++++ Data supplied

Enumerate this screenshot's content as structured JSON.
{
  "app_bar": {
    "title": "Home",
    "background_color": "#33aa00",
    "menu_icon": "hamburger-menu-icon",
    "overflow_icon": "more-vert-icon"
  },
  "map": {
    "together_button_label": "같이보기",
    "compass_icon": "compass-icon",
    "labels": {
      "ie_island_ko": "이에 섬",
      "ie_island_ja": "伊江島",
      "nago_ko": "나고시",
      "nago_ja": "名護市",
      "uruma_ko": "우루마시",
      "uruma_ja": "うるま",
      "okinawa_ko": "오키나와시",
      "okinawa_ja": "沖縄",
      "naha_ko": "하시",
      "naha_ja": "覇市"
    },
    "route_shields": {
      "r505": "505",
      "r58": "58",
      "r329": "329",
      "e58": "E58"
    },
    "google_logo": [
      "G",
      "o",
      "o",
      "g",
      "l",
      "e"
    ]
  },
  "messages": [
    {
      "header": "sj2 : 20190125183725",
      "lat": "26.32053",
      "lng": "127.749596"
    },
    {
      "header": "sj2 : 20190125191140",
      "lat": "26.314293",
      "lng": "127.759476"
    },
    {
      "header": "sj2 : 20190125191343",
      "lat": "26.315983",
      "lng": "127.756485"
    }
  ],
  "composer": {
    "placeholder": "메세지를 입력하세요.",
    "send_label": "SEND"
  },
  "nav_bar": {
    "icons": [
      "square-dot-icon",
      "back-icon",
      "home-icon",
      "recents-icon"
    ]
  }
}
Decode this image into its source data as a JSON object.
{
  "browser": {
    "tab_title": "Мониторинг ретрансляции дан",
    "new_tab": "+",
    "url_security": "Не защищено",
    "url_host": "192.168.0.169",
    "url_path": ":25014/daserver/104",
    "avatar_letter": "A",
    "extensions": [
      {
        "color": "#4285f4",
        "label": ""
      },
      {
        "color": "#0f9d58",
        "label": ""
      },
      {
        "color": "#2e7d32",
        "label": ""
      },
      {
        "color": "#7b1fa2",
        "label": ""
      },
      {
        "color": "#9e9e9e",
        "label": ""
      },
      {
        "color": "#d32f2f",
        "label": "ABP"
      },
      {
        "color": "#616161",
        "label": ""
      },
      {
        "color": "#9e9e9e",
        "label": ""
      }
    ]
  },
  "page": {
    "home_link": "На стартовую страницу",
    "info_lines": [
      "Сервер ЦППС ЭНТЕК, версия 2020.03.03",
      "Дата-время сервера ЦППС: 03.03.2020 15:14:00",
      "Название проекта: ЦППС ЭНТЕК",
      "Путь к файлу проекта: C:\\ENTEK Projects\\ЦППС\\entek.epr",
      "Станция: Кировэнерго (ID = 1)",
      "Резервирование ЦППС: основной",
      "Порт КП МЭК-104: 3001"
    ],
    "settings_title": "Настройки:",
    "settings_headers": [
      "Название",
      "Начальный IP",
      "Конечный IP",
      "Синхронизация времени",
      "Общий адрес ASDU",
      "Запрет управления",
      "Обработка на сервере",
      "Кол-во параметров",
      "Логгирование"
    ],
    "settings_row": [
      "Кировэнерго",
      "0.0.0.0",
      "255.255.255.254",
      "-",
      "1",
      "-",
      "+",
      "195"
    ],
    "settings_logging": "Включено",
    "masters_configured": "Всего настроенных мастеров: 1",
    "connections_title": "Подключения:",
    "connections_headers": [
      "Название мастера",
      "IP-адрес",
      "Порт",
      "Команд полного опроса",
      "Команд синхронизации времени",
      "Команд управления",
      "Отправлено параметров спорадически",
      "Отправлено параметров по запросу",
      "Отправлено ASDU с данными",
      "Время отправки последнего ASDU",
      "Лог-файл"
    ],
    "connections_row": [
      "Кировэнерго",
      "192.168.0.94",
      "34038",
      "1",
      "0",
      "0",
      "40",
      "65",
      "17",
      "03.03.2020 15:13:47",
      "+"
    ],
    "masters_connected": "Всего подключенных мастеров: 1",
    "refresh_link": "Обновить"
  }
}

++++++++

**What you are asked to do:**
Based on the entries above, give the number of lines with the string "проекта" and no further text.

**Response to this task:**
2